**Task prompt**
Where the word "circle" occurs in a line of the data, return the whole line.

Items listed in a dataset:

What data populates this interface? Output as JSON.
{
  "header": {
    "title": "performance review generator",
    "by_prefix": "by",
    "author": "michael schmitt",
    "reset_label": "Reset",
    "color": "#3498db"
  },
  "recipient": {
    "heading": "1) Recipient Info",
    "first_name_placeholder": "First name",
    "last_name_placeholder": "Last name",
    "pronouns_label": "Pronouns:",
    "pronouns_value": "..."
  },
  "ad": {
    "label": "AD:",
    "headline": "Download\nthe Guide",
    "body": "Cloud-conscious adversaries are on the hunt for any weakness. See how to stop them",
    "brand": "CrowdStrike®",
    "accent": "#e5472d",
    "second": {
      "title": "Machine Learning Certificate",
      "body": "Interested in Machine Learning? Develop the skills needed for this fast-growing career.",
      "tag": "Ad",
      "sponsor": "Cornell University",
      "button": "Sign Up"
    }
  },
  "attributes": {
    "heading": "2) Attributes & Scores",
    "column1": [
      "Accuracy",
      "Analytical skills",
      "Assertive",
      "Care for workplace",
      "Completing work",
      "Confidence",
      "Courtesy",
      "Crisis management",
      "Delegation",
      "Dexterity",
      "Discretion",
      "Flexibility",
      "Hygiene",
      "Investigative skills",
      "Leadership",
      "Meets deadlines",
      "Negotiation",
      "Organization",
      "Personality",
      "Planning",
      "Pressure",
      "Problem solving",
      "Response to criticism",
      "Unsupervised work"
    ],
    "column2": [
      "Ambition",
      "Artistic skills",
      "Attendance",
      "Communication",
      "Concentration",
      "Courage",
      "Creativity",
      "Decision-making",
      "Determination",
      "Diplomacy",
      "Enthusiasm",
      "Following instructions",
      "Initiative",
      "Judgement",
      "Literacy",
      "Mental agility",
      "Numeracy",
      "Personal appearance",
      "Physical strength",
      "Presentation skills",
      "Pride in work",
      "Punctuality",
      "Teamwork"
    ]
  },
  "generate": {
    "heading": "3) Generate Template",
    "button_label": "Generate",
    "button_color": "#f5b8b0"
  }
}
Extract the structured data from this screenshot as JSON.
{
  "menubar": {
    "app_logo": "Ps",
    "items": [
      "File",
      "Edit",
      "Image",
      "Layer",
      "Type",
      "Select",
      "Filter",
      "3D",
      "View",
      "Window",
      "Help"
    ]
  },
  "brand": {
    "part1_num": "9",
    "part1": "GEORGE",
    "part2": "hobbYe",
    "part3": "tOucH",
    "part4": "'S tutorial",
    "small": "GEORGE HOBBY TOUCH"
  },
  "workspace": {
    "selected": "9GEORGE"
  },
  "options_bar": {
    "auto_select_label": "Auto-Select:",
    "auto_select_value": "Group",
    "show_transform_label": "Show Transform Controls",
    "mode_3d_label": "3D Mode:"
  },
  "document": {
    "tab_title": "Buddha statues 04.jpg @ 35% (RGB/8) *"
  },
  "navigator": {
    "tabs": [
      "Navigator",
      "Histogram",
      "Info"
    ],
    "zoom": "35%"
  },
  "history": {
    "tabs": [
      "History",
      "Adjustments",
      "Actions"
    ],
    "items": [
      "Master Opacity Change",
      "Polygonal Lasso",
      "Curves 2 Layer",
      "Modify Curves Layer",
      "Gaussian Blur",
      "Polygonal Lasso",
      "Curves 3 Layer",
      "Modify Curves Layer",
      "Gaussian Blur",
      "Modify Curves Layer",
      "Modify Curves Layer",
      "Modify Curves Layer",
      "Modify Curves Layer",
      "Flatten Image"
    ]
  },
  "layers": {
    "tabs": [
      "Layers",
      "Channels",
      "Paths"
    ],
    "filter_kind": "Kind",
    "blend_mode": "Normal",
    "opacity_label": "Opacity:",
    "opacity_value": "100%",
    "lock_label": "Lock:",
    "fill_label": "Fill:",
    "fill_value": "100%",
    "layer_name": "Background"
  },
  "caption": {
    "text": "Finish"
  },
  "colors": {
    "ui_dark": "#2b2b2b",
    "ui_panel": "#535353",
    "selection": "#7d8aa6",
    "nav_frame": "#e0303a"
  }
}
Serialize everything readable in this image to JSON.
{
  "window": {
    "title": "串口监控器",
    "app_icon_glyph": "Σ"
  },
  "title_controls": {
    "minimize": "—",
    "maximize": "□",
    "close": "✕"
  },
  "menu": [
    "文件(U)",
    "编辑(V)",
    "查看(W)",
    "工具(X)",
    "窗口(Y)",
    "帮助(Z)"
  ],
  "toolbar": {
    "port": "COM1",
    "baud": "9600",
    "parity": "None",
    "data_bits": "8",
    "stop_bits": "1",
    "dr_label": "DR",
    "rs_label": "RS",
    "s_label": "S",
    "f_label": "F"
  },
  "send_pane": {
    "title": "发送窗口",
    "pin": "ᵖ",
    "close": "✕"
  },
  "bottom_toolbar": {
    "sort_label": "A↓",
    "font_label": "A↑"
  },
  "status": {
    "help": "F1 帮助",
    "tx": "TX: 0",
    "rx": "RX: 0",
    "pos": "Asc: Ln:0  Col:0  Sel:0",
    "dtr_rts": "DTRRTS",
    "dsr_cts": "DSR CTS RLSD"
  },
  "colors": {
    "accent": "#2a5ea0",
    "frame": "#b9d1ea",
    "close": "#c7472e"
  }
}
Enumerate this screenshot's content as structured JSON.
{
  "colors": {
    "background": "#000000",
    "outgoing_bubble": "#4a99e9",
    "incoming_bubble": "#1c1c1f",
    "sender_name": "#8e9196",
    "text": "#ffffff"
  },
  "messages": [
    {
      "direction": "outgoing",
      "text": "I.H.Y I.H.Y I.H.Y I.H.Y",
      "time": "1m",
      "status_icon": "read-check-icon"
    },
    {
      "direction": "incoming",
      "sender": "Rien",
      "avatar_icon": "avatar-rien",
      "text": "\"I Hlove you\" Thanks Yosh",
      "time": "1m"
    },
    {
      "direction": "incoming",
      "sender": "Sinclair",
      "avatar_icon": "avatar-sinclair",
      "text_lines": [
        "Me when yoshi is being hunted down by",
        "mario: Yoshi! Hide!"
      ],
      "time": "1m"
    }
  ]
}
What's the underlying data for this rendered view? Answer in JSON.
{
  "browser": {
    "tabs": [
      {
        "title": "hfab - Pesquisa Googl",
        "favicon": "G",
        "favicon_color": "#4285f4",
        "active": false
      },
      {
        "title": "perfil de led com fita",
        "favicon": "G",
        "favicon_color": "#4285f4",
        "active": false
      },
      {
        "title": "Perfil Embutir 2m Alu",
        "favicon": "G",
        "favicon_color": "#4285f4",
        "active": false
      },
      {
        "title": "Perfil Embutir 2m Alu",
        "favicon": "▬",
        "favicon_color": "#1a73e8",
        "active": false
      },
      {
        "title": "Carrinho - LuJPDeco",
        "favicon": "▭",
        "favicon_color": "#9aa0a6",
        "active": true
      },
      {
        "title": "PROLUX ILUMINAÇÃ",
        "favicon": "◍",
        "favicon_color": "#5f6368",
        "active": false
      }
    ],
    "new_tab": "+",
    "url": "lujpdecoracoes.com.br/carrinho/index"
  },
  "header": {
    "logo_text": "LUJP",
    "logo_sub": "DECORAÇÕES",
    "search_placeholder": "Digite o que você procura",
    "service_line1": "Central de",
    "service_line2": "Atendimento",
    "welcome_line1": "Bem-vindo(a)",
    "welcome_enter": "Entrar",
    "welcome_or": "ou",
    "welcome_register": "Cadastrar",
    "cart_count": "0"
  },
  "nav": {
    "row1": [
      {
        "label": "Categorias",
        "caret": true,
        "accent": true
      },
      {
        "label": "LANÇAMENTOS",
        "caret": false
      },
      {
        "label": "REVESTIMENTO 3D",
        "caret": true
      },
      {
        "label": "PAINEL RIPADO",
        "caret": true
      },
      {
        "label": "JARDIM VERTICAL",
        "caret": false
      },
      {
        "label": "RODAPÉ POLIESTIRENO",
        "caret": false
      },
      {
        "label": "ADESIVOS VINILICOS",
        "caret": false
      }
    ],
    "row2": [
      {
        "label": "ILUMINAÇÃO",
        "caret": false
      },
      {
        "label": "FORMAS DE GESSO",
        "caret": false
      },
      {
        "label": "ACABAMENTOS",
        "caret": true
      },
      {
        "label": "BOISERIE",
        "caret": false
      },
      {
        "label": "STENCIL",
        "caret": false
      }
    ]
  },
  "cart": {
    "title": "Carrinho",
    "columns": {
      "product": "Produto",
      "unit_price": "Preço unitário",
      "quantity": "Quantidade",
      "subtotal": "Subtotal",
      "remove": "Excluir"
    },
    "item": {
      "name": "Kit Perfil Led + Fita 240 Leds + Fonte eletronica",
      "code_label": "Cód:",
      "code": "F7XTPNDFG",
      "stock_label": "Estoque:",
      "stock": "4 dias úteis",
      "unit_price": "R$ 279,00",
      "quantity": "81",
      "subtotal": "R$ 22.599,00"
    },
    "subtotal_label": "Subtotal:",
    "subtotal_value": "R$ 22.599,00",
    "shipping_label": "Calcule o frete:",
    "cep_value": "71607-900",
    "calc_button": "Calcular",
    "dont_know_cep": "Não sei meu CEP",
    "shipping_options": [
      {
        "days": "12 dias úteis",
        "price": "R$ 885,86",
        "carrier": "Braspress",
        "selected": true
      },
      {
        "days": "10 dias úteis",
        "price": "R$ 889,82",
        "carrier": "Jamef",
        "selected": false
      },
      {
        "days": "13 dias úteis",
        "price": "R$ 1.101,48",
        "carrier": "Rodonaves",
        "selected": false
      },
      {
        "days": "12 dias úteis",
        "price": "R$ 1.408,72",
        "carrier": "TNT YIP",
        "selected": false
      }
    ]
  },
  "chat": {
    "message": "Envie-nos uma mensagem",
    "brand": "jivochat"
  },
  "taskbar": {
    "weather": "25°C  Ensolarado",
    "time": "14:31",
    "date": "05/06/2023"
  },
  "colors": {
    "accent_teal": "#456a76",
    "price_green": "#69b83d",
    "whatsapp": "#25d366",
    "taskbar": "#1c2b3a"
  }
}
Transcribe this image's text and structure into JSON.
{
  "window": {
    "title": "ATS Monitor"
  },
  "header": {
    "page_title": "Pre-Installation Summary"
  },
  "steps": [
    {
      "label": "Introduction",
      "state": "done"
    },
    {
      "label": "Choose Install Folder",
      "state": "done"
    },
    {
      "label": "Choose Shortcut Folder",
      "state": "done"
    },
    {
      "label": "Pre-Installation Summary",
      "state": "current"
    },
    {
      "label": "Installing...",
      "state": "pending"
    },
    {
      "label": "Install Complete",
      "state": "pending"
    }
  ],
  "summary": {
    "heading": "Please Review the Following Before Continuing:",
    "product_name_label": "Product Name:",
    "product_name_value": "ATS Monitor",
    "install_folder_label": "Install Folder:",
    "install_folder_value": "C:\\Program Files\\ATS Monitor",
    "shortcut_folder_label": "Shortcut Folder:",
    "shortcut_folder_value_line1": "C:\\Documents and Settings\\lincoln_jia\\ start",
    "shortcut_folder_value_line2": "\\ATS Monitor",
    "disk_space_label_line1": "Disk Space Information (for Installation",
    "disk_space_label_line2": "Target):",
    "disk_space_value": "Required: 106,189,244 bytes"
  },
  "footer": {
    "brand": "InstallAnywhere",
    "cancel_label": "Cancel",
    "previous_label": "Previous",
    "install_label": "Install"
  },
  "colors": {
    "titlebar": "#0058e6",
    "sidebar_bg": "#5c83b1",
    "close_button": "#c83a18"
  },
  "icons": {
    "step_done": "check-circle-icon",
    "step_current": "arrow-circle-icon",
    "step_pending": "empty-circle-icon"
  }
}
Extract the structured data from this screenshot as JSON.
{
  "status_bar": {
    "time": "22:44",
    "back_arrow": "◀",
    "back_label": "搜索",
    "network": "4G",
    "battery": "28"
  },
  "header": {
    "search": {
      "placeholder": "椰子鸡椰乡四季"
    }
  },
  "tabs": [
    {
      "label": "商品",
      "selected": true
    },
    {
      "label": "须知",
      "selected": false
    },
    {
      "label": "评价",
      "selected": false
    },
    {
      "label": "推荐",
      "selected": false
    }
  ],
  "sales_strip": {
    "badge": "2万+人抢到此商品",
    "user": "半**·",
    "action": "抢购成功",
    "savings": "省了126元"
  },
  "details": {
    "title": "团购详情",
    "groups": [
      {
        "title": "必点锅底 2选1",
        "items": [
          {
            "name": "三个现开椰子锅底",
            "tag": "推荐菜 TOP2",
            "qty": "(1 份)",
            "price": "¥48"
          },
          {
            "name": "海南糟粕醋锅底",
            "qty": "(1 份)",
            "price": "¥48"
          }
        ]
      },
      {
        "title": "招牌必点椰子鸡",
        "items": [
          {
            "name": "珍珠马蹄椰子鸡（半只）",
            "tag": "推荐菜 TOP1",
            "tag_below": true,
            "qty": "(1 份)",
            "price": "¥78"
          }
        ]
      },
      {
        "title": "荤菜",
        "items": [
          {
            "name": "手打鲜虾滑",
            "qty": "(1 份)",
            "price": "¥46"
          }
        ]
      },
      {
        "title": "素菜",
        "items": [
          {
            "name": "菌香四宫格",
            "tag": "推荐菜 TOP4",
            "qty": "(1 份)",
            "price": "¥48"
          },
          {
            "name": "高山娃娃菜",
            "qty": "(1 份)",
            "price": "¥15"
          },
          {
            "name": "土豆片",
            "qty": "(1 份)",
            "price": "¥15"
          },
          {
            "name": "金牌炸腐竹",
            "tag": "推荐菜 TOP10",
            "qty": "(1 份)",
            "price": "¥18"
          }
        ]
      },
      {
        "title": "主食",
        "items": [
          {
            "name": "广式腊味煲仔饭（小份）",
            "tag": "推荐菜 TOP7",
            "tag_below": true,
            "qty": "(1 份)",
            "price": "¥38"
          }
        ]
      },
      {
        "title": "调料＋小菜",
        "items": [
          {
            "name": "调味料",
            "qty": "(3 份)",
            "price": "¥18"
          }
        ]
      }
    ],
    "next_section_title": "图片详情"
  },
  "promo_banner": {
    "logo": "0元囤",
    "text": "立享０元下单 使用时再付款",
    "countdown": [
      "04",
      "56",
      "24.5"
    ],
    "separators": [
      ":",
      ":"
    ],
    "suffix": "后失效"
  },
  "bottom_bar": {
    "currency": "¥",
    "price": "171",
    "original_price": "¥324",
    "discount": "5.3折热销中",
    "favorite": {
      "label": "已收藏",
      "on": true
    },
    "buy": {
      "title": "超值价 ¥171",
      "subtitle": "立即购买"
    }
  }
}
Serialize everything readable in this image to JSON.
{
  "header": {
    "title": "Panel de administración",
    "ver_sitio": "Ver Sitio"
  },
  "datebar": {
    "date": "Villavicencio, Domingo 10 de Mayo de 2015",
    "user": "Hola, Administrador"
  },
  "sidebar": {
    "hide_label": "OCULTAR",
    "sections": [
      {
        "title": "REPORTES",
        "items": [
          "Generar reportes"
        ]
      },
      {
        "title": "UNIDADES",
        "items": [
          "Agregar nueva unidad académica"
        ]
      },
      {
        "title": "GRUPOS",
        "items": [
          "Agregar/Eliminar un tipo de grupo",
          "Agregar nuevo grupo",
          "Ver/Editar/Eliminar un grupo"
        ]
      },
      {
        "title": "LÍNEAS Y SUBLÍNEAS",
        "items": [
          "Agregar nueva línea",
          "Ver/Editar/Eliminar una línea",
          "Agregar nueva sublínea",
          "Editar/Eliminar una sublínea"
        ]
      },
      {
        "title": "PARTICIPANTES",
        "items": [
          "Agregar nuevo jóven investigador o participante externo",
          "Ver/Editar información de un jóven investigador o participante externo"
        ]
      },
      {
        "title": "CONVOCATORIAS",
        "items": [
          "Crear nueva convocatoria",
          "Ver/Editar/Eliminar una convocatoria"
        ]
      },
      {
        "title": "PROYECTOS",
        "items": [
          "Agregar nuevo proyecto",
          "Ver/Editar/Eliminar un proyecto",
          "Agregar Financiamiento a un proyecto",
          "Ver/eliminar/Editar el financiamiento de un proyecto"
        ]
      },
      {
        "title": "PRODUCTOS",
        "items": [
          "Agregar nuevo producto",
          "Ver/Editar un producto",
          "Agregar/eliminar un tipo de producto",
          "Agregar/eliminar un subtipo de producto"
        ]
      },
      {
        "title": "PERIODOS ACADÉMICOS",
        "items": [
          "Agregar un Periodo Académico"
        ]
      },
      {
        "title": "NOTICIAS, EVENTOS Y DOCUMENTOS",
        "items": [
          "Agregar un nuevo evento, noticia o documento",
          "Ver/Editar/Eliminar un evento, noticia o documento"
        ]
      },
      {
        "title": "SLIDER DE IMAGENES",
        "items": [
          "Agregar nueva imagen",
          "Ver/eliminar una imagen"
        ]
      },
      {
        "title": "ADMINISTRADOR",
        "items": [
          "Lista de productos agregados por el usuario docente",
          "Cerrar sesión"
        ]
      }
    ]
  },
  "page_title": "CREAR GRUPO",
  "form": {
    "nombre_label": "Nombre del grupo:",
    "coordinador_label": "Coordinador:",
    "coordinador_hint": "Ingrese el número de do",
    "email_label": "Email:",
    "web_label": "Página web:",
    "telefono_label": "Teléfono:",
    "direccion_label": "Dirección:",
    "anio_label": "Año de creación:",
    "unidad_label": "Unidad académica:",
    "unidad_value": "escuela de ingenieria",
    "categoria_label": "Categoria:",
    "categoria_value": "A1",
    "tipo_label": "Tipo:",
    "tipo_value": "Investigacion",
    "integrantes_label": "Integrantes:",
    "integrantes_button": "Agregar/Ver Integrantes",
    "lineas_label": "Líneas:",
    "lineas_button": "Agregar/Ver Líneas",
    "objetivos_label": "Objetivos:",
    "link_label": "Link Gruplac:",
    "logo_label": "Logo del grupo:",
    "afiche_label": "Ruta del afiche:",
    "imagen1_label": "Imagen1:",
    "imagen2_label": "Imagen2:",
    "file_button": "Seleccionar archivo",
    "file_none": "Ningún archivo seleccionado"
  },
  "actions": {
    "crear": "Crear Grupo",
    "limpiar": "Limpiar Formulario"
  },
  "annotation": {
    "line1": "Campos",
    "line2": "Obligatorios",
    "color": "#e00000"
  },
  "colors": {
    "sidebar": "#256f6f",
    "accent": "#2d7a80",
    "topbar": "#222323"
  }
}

**Your solution**
    "step_done": "check-circle-icon",
    "step_current": "arrow-circle-icon",
    "step_pending": "empty-circle-icon"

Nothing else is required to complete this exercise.